The problem:
Set down each line of the data below exactly as it stands, dropping the pictures.
START Exercise input
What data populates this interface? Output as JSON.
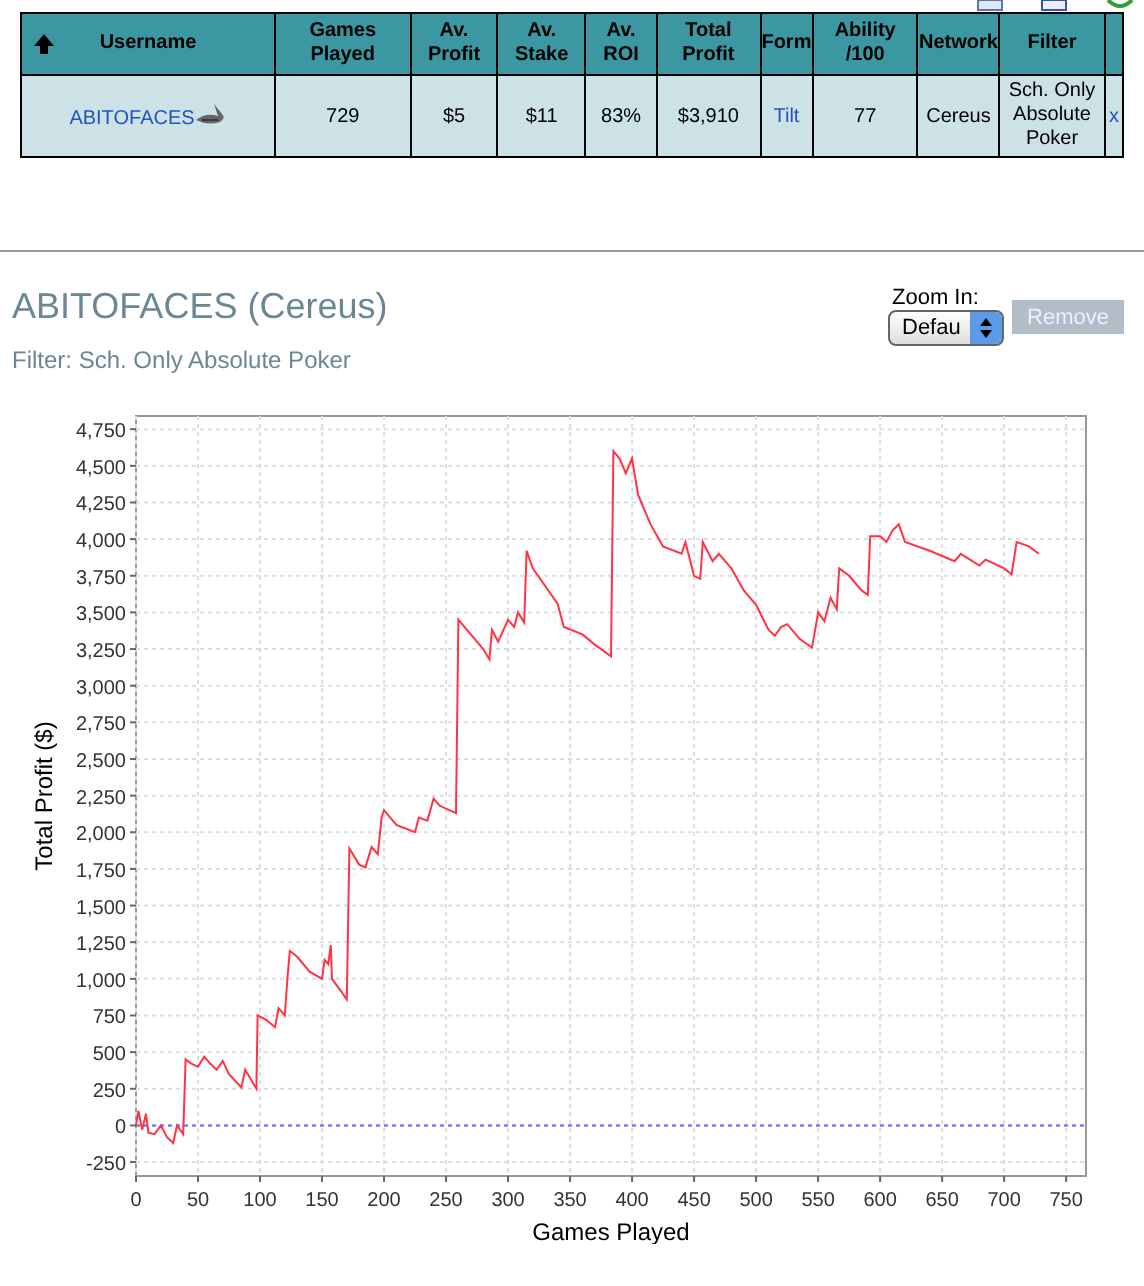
{
  "table": {
    "columns": [
      "Username",
      "Games Played",
      "Av. Profit",
      "Av. Stake",
      "Av. ROI",
      "Total Profit",
      "Form",
      "Ability /100",
      "Network",
      "Filter"
    ],
    "rows": [
      {
        "cells": [
          {
            "text": "ABITOFACES",
            "kind": "player"
          },
          {
            "text": "729",
            "kind": "text"
          },
          {
            "text": "$5",
            "kind": "text"
          },
          {
            "text": "$11",
            "kind": "text"
          },
          {
            "text": "83%",
            "kind": "text"
          },
          {
            "text": "$3,910",
            "kind": "text"
          },
          {
            "text": "Tilt",
            "kind": "link"
          },
          {
            "text": "77",
            "kind": "text"
          },
          {
            "text": "Cereus",
            "kind": "text"
          },
          {
            "text": "Sch. Only Absolute Poker",
            "kind": "text"
          },
          {
            "text": "x",
            "kind": "link"
          }
        ]
      }
    ]
  },
  "panel": {
    "title": "ABITOFACES (Cereus)",
    "filter": "Filter: Sch. Only Absolute Poker",
    "zoom_label": "Zoom In:",
    "zoom_value": "Defau",
    "remove_button": "Remove",
    "remove_disabled": true
  },
  "chart_data": {
    "type": "line",
    "xlabel": "Games Played",
    "ylabel": "Total Profit ($)",
    "xlim": [
      0,
      766
    ],
    "ylim": [
      -345,
      4840
    ],
    "xticks": [
      0,
      50,
      100,
      150,
      200,
      250,
      300,
      350,
      400,
      450,
      500,
      550,
      600,
      650,
      700,
      750
    ],
    "yticks": [
      {
        "value": -250,
        "label": "-250"
      },
      {
        "value": 0,
        "label": "0"
      },
      {
        "value": 250,
        "label": "250"
      },
      {
        "value": 500,
        "label": "500"
      },
      {
        "value": 750,
        "label": "750"
      },
      {
        "value": 1000,
        "label": "1,000"
      },
      {
        "value": 1250,
        "label": "1,250"
      },
      {
        "value": 1500,
        "label": "1,500"
      },
      {
        "value": 1750,
        "label": "1,750"
      },
      {
        "value": 2000,
        "label": "2,000"
      },
      {
        "value": 2250,
        "label": "2,250"
      },
      {
        "value": 2500,
        "label": "2,500"
      },
      {
        "value": 2750,
        "label": "2,750"
      },
      {
        "value": 3000,
        "label": "3,000"
      },
      {
        "value": 3250,
        "label": "3,250"
      },
      {
        "value": 3500,
        "label": "3,500"
      },
      {
        "value": 3750,
        "label": "3,750"
      },
      {
        "value": 4000,
        "label": "4,000"
      },
      {
        "value": 4250,
        "label": "4,250"
      },
      {
        "value": 4500,
        "label": "4,500"
      },
      {
        "value": 4750,
        "label": "4,750"
      }
    ],
    "x": [
      0,
      2,
      5,
      8,
      10,
      15,
      20,
      25,
      30,
      33,
      38,
      40,
      45,
      50,
      55,
      60,
      65,
      70,
      75,
      85,
      88,
      97,
      98,
      105,
      112,
      115,
      120,
      122,
      124,
      130,
      140,
      150,
      152,
      155,
      157,
      158,
      165,
      170,
      172,
      180,
      185,
      190,
      195,
      198,
      200,
      210,
      225,
      228,
      235,
      240,
      245,
      258,
      260,
      270,
      280,
      285,
      287,
      292,
      300,
      305,
      308,
      313,
      315,
      320,
      340,
      345,
      360,
      370,
      383,
      385,
      390,
      395,
      400,
      405,
      415,
      425,
      440,
      443,
      450,
      455,
      457,
      465,
      470,
      480,
      490,
      500,
      510,
      515,
      520,
      525,
      535,
      545,
      550,
      555,
      560,
      565,
      567,
      575,
      585,
      590,
      592,
      600,
      605,
      610,
      615,
      620,
      640,
      660,
      665,
      680,
      685,
      700,
      706,
      710,
      720,
      728
    ],
    "grid": true,
    "series": [
      {
        "color": "#ff3344",
        "values": [
          0,
          100,
          -30,
          80,
          -50,
          -60,
          0,
          -80,
          -120,
          0,
          -60,
          450,
          420,
          400,
          470,
          420,
          380,
          440,
          350,
          260,
          380,
          250,
          750,
          720,
          670,
          800,
          750,
          1000,
          1190,
          1150,
          1050,
          1000,
          1130,
          1100,
          1230,
          1000,
          920,
          860,
          1890,
          1780,
          1760,
          1900,
          1850,
          2100,
          2150,
          2050,
          2000,
          2100,
          2080,
          2230,
          2180,
          2130,
          3450,
          3350,
          3250,
          3180,
          3380,
          3300,
          3450,
          3400,
          3500,
          3430,
          3920,
          3800,
          3560,
          3400,
          3350,
          3280,
          3200,
          4600,
          4550,
          4450,
          4550,
          4300,
          4100,
          3950,
          3900,
          3980,
          3750,
          3730,
          3980,
          3850,
          3900,
          3800,
          3650,
          3550,
          3380,
          3340,
          3400,
          3420,
          3320,
          3260,
          3500,
          3440,
          3600,
          3520,
          3800,
          3750,
          3650,
          3620,
          4020,
          4020,
          3980,
          4060,
          4100,
          3980,
          3920,
          3850,
          3900,
          3820,
          3860,
          3800,
          3760,
          3980,
          3950,
          3900
        ]
      }
    ],
    "ref_lines": [
      {
        "axis": "y",
        "value": 0,
        "color": "#6666ff"
      }
    ]
  }
}
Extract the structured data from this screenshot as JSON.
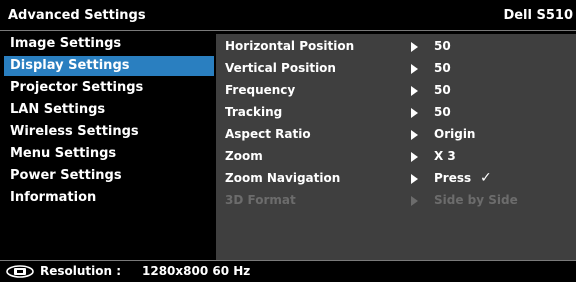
{
  "header": {
    "title": "Advanced Settings",
    "model": "Dell S510"
  },
  "sidebar": {
    "items": [
      {
        "label": "Image Settings",
        "selected": false
      },
      {
        "label": "Display Settings",
        "selected": true
      },
      {
        "label": "Projector Settings",
        "selected": false
      },
      {
        "label": "LAN Settings",
        "selected": false
      },
      {
        "label": "Wireless Settings",
        "selected": false
      },
      {
        "label": "Menu Settings",
        "selected": false
      },
      {
        "label": "Power Settings",
        "selected": false
      },
      {
        "label": "Information",
        "selected": false
      }
    ]
  },
  "panel": {
    "rows": [
      {
        "label": "Horizontal Position",
        "value": "50",
        "enabled": true
      },
      {
        "label": "Vertical Position",
        "value": "50",
        "enabled": true
      },
      {
        "label": "Frequency",
        "value": "50",
        "enabled": true
      },
      {
        "label": "Tracking",
        "value": "50",
        "enabled": true
      },
      {
        "label": "Aspect Ratio",
        "value": "Origin",
        "enabled": true
      },
      {
        "label": "Zoom",
        "value": "X 3",
        "enabled": true
      },
      {
        "label": "Zoom Navigation",
        "value": "Press",
        "check": "✓",
        "enabled": true
      },
      {
        "label": "3D Format",
        "value": "Side by Side",
        "enabled": false
      }
    ]
  },
  "status": {
    "icon": "display-resolution-icon",
    "label": "Resolution :",
    "value": "1280x800 60 Hz"
  },
  "colors": {
    "background": "#000000",
    "selected": "#2a7fc0",
    "panel": "#3f3f3f",
    "disabled_text": "#6c6c6c"
  }
}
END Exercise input
Answer to this problem:
What data populates this interface? Output as JSON.
{
  "table": {
    "columns": [
      "Username",
      "Games Played",
      "Av. Profit",
      "Av. Stake",
      "Av. ROI",
      "Total Profit",
      "Form",
      "Ability /100",
      "Network",
      "Filter"
    ],
    "rows": [
      {
        "cells": [
          {
            "text": "ABITOFACES",
            "kind": "player"
          },
          {
            "text": "729",
            "kind": "text"
          },
          {
            "text": "$5",
            "kind": "text"
          },
          {
            "text": "$11",
            "kind": "text"
          },
          {
            "text": "83%",
            "kind": "text"
          },
          {
            "text": "$3,910",
            "kind": "text"
          },
          {
            "text": "Tilt",
            "kind": "link"
          },
          {
            "text": "77",
            "kind": "text"
          },
          {
            "text": "Cereus",
            "kind": "text"
          },
          {
            "text": "Sch. Only Absolute Poker",
            "kind": "text"
          },
          {
            "text": "x",
            "kind": "link"
          }
        ]
      }
    ]
  },
  "panel": {
    "title": "ABITOFACES (Cereus)",
    "filter": "Filter: Sch. Only Absolute Poker",
    "zoom_label": "Zoom In:",
    "zoom_value": "Defau",
    "remove_button": "Remove",
    "remove_disabled": true
  },
  "chart_data": {
    "type": "line",
    "xlabel": "Games Played",
    "ylabel": "Total Profit ($)",
    "xlim": [
      0,
      766
    ],
    "ylim": [
      -345,
      4840
    ],
    "xticks": [
      0,
      50,
      100,
      150,
      200,
      250,
      300,
      350,
      400,
      450,
      500,
      550,
      600,
      650,
      700,
      750
    ],
    "yticks": [
      {
        "value": -250,
        "label": "-250"
      },
      {
        "value": 0,
        "label": "0"
      },
      {
        "value": 250,
        "label": "250"
      },
      {
        "value": 500,
        "label": "500"
      },
      {
        "value": 750,
        "label": "750"
      },
      {
        "value": 1000,
        "label": "1,000"
      },
      {
        "value": 1250,
        "label": "1,250"
      },
      {
        "value": 1500,
        "label": "1,500"
      },
      {
        "value": 1750,
        "label": "1,750"
      },
      {
        "value": 2000,
        "label": "2,000"
      },
      {
        "value": 2250,
        "label": "2,250"
      },
      {
        "value": 2500,
        "label": "2,500"
      },
      {
        "value": 2750,
        "label": "2,750"
      },
      {
        "value": 3000,
        "label": "3,000"
      },
      {
        "value": 3250,
        "label": "3,250"
      },
      {
        "value": 3500,
        "label": "3,500"
      },
      {
        "value": 3750,
        "label": "3,750"
      },
      {
        "value": 4000,
        "label": "4,000"
      },
      {
        "value": 4250,
        "label": "4,250"
      },
      {
        "value": 4500,
        "label": "4,500"
      },
      {
        "value": 4750,
        "label": "4,750"
      }
    ],
    "x": [
      0,
      2,
      5,
      8,
      10,
      15,
      20,
      25,
      30,
      33,
      38,
      40,
      45,
      50,
      55,
      60,
      65,
      70,
      75,
      85,
      88,
      97,
      98,
      105,
      112,
      115,
      120,
      122,
      124,
      130,
      140,
      150,
      152,
      155,
      157,
      158,
      165,
      170,
      172,
      180,
      185,
      190,
      195,
      198,
      200,
      210,
      225,
      228,
      235,
      240,
      245,
      258,
      260,
      270,
      280,
      285,
      287,
      292,
      300,
      305,
      308,
      313,
      315,
      320,
      340,
      345,
      360,
      370,
      383,
      385,
      390,
      395,
      400,
      405,
      415,
      425,
      440,
      443,
      450,
      455,
      457,
      465,
      470,
      480,
      490,
      500,
      510,
      515,
      520,
      525,
      535,
      545,
      550,
      555,
      560,
      565,
      567,
      575,
      585,
      590,
      592,
      600,
      605,
      610,
      615,
      620,
      640,
      660,
      665,
      680,
      685,
      700,
      706,
      710,
      720,
      728
    ],
    "grid": true,
    "series": [
      {
        "color": "#ff3344",
        "values": [
          0,
          100,
          -30,
          80,
          -50,
          -60,
          0,
          -80,
          -120,
          0,
          -60,
          450,
          420,
          400,
          470,
          420,
          380,
          440,
          350,
          260,
          380,
          250,
          750,
          720,
          670,
          800,
          750,
          1000,
          1190,
          1150,
          1050,
          1000,
          1130,
          1100,
          1230,
          1000,
          920,
          860,
          1890,
          1780,
          1760,
          1900,
          1850,
          2100,
          2150,
          2050,
          2000,
          2100,
          2080,
          2230,
          2180,
          2130,
          3450,
          3350,
          3250,
          3180,
          3380,
          3300,
          3450,
          3400,
          3500,
          3430,
          3920,
          3800,
          3560,
          3400,
          3350,
          3280,
          3200,
          4600,
          4550,
          4450,
          4550,
          4300,
          4100,
          3950,
          3900,
          3980,
          3750,
          3730,
          3980,
          3850,
          3900,
          3800,
          3650,
          3550,
          3380,
          3340,
          3400,
          3420,
          3320,
          3260,
          3500,
          3440,
          3600,
          3520,
          3800,
          3750,
          3650,
          3620,
          4020,
          4020,
          3980,
          4060,
          4100,
          3980,
          3920,
          3850,
          3900,
          3820,
          3860,
          3800,
          3760,
          3980,
          3950,
          3900
        ]
      }
    ],
    "ref_lines": [
      {
        "axis": "y",
        "value": 0,
        "color": "#6666ff"
      }
    ]
  }
}
Extract the structured data from this screenshot as JSON.
{
  "header": {
    "title": "Advanced Settings",
    "model": "Dell S510"
  },
  "sidebar": {
    "items": [
      {
        "label": "Image Settings",
        "selected": false
      },
      {
        "label": "Display Settings",
        "selected": true
      },
      {
        "label": "Projector Settings",
        "selected": false
      },
      {
        "label": "LAN Settings",
        "selected": false
      },
      {
        "label": "Wireless Settings",
        "selected": false
      },
      {
        "label": "Menu Settings",
        "selected": false
      },
      {
        "label": "Power Settings",
        "selected": false
      },
      {
        "label": "Information",
        "selected": false
      }
    ]
  },
  "panel": {
    "rows": [
      {
        "label": "Horizontal Position",
        "value": "50",
        "enabled": true
      },
      {
        "label": "Vertical Position",
        "value": "50",
        "enabled": true
      },
      {
        "label": "Frequency",
        "value": "50",
        "enabled": true
      },
      {
        "label": "Tracking",
        "value": "50",
        "enabled": true
      },
      {
        "label": "Aspect Ratio",
        "value": "Origin",
        "enabled": true
      },
      {
        "label": "Zoom",
        "value": "X 3",
        "enabled": true
      },
      {
        "label": "Zoom Navigation",
        "value": "Press",
        "check": "✓",
        "enabled": true
      },
      {
        "label": "3D Format",
        "value": "Side by Side",
        "enabled": false
      }
    ]
  },
  "status": {
    "icon": "display-resolution-icon",
    "label": "Resolution :",
    "value": "1280x800 60 Hz"
  },
  "colors": {
    "background": "#000000",
    "selected": "#2a7fc0",
    "panel": "#3f3f3f",
    "disabled_text": "#6c6c6c"
  }
}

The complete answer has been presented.